The use of radioembolization has been shown to be successful for the treatment and downstaging of
hepatocellular carcinoma (HCC) as well as liver metastases, and advantages over traditional chemoembolizaion
have been reported. The local beta emissions from this technique have been shown to provide therapeutic effect
within the tumor. Dosages range from 110-150 Gy, but radiation delivered to malignant tissue is dependent on
distance from the yttrium source. Radiotherapy is only effective in treating HCC in doses above 50 Gy.
Consequently, treatment response after radioembolization is between 25-60% when based on response criteria
in solid tumors (mRECIST). We propose to use ultrasound-triggered microbubble destruction (UTMD) to improve
radioembolization of HCC. This technique uses commercial ultrasound contrast agents, whose ultrasound
triggered cavitation results in a variety of well documented bioeffects.

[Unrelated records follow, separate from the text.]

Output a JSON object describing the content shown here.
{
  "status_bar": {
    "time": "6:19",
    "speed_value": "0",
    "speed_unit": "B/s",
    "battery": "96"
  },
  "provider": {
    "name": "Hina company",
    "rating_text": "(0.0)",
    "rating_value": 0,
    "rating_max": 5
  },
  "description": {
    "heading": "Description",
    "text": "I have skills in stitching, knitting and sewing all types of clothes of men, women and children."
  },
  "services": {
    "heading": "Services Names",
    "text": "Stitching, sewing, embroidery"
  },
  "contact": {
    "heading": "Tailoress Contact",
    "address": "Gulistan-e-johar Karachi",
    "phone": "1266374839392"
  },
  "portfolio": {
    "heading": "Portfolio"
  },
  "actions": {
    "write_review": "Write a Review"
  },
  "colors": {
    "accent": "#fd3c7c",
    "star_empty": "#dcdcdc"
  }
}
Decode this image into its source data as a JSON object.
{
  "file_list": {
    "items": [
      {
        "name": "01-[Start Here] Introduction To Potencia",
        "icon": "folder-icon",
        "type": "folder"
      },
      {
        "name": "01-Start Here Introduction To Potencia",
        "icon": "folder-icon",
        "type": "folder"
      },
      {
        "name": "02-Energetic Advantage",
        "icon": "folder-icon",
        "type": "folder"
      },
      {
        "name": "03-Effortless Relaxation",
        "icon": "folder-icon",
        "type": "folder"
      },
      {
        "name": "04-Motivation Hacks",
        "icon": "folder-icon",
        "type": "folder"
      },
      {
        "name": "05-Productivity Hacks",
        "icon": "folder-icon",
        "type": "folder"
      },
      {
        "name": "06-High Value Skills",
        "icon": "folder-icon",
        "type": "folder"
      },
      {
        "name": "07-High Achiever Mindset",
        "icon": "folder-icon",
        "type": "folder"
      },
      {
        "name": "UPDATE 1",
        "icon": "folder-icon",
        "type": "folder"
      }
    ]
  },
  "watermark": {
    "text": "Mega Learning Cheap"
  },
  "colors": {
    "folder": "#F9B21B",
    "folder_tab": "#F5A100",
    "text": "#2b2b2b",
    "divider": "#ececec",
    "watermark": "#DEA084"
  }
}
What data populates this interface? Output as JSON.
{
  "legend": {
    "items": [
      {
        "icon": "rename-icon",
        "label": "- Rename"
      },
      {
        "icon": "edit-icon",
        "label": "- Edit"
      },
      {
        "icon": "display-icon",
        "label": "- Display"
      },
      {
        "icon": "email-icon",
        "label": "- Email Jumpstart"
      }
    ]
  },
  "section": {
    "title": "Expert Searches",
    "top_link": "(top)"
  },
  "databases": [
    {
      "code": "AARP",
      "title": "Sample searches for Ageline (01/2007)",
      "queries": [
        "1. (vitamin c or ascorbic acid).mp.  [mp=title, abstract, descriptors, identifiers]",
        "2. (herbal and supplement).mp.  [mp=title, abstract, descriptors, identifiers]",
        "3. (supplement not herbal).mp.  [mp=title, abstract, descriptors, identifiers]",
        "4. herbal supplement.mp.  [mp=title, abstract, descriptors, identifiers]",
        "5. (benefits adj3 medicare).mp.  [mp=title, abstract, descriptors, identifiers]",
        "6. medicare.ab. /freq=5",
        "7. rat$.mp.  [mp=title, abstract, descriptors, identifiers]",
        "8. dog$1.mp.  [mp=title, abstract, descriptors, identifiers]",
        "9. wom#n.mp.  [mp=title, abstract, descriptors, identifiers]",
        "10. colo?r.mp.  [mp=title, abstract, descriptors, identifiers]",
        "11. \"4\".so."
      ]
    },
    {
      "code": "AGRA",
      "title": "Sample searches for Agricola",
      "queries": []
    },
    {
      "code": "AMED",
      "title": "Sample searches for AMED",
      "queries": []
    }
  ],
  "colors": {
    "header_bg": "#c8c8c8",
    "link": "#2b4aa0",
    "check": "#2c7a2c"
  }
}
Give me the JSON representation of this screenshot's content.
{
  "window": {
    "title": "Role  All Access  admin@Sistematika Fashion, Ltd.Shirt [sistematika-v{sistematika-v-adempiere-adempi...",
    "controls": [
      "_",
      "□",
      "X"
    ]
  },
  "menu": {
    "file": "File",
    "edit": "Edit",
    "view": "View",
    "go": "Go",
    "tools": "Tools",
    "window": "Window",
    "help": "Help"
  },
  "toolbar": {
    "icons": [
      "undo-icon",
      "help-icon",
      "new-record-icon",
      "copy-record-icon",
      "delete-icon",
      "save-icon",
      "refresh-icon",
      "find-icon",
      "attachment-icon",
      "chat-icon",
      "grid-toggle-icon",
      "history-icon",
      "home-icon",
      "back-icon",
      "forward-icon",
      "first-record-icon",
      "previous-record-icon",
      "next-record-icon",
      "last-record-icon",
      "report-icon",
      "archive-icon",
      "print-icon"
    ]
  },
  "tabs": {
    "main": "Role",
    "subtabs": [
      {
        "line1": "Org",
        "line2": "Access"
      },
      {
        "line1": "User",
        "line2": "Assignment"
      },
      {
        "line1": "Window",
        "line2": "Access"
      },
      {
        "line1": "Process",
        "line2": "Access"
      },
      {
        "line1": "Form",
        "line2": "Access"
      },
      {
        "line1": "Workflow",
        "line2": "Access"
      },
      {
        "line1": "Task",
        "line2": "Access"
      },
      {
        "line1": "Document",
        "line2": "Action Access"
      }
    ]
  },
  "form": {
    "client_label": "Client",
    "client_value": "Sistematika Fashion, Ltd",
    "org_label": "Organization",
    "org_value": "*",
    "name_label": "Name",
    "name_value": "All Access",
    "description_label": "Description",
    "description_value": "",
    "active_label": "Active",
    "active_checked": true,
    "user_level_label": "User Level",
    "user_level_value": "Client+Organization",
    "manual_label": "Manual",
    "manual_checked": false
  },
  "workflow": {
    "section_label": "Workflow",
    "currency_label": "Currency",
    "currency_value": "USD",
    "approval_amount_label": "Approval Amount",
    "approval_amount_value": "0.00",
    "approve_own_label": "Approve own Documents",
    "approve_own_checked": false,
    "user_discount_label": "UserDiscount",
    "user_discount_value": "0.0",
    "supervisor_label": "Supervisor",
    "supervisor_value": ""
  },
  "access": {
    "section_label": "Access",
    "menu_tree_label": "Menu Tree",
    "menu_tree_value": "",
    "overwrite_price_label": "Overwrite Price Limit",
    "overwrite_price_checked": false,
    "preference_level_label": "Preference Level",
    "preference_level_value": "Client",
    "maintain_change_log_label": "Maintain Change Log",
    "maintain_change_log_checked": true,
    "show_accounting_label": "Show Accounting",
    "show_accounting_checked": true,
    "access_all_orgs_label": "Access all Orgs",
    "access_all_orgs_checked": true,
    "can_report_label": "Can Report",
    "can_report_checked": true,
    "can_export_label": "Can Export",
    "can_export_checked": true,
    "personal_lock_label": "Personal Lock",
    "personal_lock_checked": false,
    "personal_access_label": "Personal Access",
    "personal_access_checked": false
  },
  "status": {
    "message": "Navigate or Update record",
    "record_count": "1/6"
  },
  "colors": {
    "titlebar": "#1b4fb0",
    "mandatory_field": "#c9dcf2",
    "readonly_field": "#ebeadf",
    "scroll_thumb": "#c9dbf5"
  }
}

Localized microbubble cavitation has been
shown to sensitize malignant tissue to radiotherapy by inducing vascular endothelial-cell apoptosis. Thus,
localized UTMD after radioembolization of HCC may potentially improve tumor response by selectively

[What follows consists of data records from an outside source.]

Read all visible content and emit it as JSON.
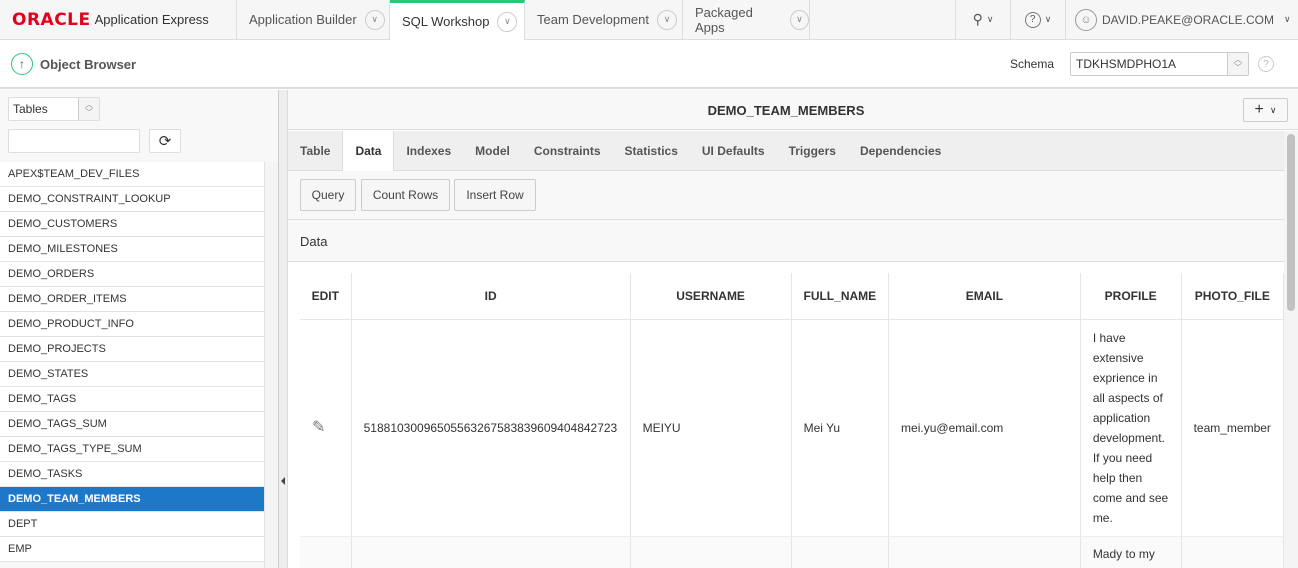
{
  "topnav": {
    "logo_brand": "ORACLE",
    "logo_product": "Application Express",
    "tabs": [
      {
        "label": "Application Builder"
      },
      {
        "label": "SQL Workshop"
      },
      {
        "label": "Team Development"
      },
      {
        "label": "Packaged Apps"
      }
    ],
    "user": "DAVID.PEAKE@ORACLE.COM",
    "active_color": "#2dc57a"
  },
  "subheader": {
    "title": "Object Browser",
    "schema_label": "Schema",
    "schema_value": "TDKHSMDPHO1A",
    "help": "?"
  },
  "sidebar": {
    "object_type": "Tables",
    "search_value": "",
    "items": [
      "APEX$TEAM_DEV_FILES",
      "DEMO_CONSTRAINT_LOOKUP",
      "DEMO_CUSTOMERS",
      "DEMO_MILESTONES",
      "DEMO_ORDERS",
      "DEMO_ORDER_ITEMS",
      "DEMO_PRODUCT_INFO",
      "DEMO_PROJECTS",
      "DEMO_STATES",
      "DEMO_TAGS",
      "DEMO_TAGS_SUM",
      "DEMO_TAGS_TYPE_SUM",
      "DEMO_TASKS",
      "DEMO_TEAM_MEMBERS",
      "DEPT",
      "EMP"
    ],
    "selected": "DEMO_TEAM_MEMBERS",
    "selected_color": "#1e78c8"
  },
  "main": {
    "title": "DEMO_TEAM_MEMBERS",
    "tabs": [
      "Table",
      "Data",
      "Indexes",
      "Model",
      "Constraints",
      "Statistics",
      "UI Defaults",
      "Triggers",
      "Dependencies"
    ],
    "active_tab": "Data",
    "buttons": {
      "query": "Query",
      "count_rows": "Count Rows",
      "insert_row": "Insert Row"
    },
    "region_title": "Data",
    "columns": [
      "EDIT",
      "ID",
      "USERNAME",
      "FULL_NAME",
      "EMAIL",
      "PROFILE",
      "PHOTO_FILE"
    ],
    "rows": [
      {
        "id": "51881030096505563267583839609404842723",
        "username": "MEIYU",
        "full_name": "Mei Yu",
        "email": "mei.yu@email.com",
        "profile": "I have extensive exprience in all aspects of application development. If you need help then come and see me.",
        "photo_file": "team_member"
      },
      {
        "id": "",
        "username": "",
        "full_name": "",
        "email": "",
        "profile": "Mady to my",
        "photo_file": ""
      }
    ]
  }
}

sensitizing malignant tissue to radiotherapy. In addition, the rate of contrast reperfusion after a destructive pulse
can be quantified and used to estimate blood perfusion and fractional vascularity. Changes in fractional
vascularity and perfusion may be a potential earlier indicator of treatment response, thereby enabling earlier
retreatment in non-responding patients.
We propose a clinical trial using localized microbubble cavitation followed by imaging of contrast washing
back into the tumor (termed reperfusion) to improve patient outcomes and predict treatment response earlier
than the current clinical standards. Patients scheduled for radioembolization of HCC will be randomized to
receive radioembolization alone or radioembolization in combination with a contrast ultrasound exam 2-4 hours
and 7 and 14 days post radioembolization. A flash destruction-replenishment technique will be used to induce
microbubble cavitation at multiple planes within the tumor vasculature. Tumoral response, safety, radioactive
bead distribution, liver function, and alpha fetal protein, will then be evaluated and compared between groups.
As a secondary aim, tumor perfusion will be quantified in the experimental group based on the rate of contrast
agent reperfusion following each destructive ultrasound pulse. Patients will then be stratified according to
mRECIST criteria 3-4 months post treatment based on their clinically scheduled follow-up MRI/CT study.
Microbubble-derived tumor reperfusion rate will be compared between groups to determine if treatment response
can be predicted 7-14 days post therapy. Once validated, this technique is expected to improve patient outcomes
by selectively sensitizing malignant tissue to radiotherapy, and by enabling alternative forms of treatment through
earlier identification of patients not responding to therapy.